## What you should do
Exactly as given, write out all the entries again.

---------- The input

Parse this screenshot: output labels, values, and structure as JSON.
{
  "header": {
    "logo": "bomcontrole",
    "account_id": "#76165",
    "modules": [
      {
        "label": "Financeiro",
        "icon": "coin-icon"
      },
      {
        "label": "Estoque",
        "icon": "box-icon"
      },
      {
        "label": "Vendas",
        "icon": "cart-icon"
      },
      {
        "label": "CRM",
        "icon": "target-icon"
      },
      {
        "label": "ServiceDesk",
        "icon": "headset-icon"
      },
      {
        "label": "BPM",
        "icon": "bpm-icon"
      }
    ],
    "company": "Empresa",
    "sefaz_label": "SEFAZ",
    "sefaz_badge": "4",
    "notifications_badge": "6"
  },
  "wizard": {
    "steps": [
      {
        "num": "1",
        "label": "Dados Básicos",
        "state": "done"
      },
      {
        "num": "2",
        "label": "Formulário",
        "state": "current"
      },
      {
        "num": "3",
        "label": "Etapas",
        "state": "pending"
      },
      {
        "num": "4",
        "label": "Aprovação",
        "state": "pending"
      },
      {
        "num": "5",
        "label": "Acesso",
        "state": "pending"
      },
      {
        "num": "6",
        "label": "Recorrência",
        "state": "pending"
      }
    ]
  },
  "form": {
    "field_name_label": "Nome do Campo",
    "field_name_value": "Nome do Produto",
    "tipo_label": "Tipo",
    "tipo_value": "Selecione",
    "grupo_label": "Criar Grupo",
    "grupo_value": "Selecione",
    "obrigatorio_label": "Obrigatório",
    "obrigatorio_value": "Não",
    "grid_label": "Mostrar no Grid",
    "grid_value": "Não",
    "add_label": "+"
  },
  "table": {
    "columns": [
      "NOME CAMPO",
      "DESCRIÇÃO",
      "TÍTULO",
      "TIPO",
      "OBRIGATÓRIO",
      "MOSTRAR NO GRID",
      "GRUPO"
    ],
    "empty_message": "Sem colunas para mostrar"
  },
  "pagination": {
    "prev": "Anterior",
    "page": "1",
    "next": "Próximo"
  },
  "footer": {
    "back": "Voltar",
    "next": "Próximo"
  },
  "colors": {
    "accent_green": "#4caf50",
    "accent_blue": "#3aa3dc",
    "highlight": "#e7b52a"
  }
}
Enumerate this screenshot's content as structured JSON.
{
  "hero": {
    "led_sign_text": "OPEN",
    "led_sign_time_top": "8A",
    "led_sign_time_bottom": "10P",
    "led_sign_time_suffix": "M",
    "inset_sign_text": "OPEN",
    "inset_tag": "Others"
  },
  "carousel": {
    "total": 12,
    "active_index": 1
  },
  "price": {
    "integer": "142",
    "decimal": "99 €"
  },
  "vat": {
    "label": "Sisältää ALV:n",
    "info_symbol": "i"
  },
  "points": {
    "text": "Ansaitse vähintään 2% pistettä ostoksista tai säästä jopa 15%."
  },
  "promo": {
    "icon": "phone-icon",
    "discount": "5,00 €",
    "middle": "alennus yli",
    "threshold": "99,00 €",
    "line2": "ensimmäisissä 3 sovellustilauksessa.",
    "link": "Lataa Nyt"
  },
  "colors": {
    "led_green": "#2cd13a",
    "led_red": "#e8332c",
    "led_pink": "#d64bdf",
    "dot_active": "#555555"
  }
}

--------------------

## Exercise response
Parse this screenshot: output labels, values, and structure as JSON.
{
  "header": {
    "logo": "bomcontrole",
    "account_id": "#76165",
    "modules": [
      {
        "label": "Financeiro",
        "icon": "coin-icon"
      },
      {
        "label": "Estoque",
        "icon": "box-icon"
      },
      {
        "label": "Vendas",
        "icon": "cart-icon"
      },
      {
        "label": "CRM",
        "icon": "target-icon"
      },
      {
        "label": "ServiceDesk",
        "icon": "headset-icon"
      },
      {
        "label": "BPM",
        "icon": "bpm-icon"
      }
    ],
    "company": "Empresa",
    "sefaz_label": "SEFAZ",
    "sefaz_badge": "4",
    "notifications_badge": "6"
  },
  "wizard": {
    "steps": [
      {
        "num": "1",
        "label": "Dados Básicos",
        "state": "done"
      },
      {
        "num": "2",
        "label": "Formulário",
        "state": "current"
      },
      {
        "num": "3",
        "label": "Etapas",
        "state": "pending"
      },
      {
        "num": "4",
        "label": "Aprovação",
        "state": "pending"
      },
      {
        "num": "5",
        "label": "Acesso",
        "state": "pending"
      },
      {
        "num": "6",
        "label": "Recorrência",
        "state": "pending"
      }
    ]
  },
  "form": {
    "field_name_label": "Nome do Campo",
    "field_name_value": "Nome do Produto",
    "tipo_label": "Tipo",
    "tipo_value": "Selecione",
    "grupo_label": "Criar Grupo",
    "grupo_value": "Selecione",
    "obrigatorio_label": "Obrigatório",
    "obrigatorio_value": "Não",
    "grid_label": "Mostrar no Grid",
    "grid_value": "Não",
    "add_label": "+"
  },
  "table": {
    "columns": [
      "NOME CAMPO",
      "DESCRIÇÃO",
      "TÍTULO",
      "TIPO",
      "OBRIGATÓRIO",
      "MOSTRAR NO GRID",
      "GRUPO"
    ],
    "empty_message": "Sem colunas para mostrar"
  },
  "pagination": {
    "prev": "Anterior",
    "page": "1",
    "next": "Próximo"
  },
  "footer": {
    "back": "Voltar",
    "next": "Próximo"
  },
  "colors": {
    "accent_green": "#4caf50",
    "accent_blue": "#3aa3dc",
    "highlight": "#e7b52a"
  }
}
Enumerate this screenshot's content as structured JSON.
{
  "hero": {
    "led_sign_text": "OPEN",
    "led_sign_time_top": "8A",
    "led_sign_time_bottom": "10P",
    "led_sign_time_suffix": "M",
    "inset_sign_text": "OPEN",
    "inset_tag": "Others"
  },
  "carousel": {
    "total": 12,
    "active_index": 1
  },
  "price": {
    "integer": "142",
    "decimal": "99 €"
  },
  "vat": {
    "label": "Sisältää ALV:n",
    "info_symbol": "i"
  },
  "points": {
    "text": "Ansaitse vähintään 2% pistettä ostoksista tai säästä jopa 15%."
  },
  "promo": {
    "icon": "phone-icon",
    "discount": "5,00 €",
    "middle": "alennus yli",
    "threshold": "99,00 €",
    "line2": "ensimmäisissä 3 sovellustilauksessa.",
    "link": "Lataa Nyt"
  },
  "colors": {
    "led_green": "#2cd13a",
    "led_red": "#e8332c",
    "led_pink": "#d64bdf",
    "dot_active": "#555555"
  }
}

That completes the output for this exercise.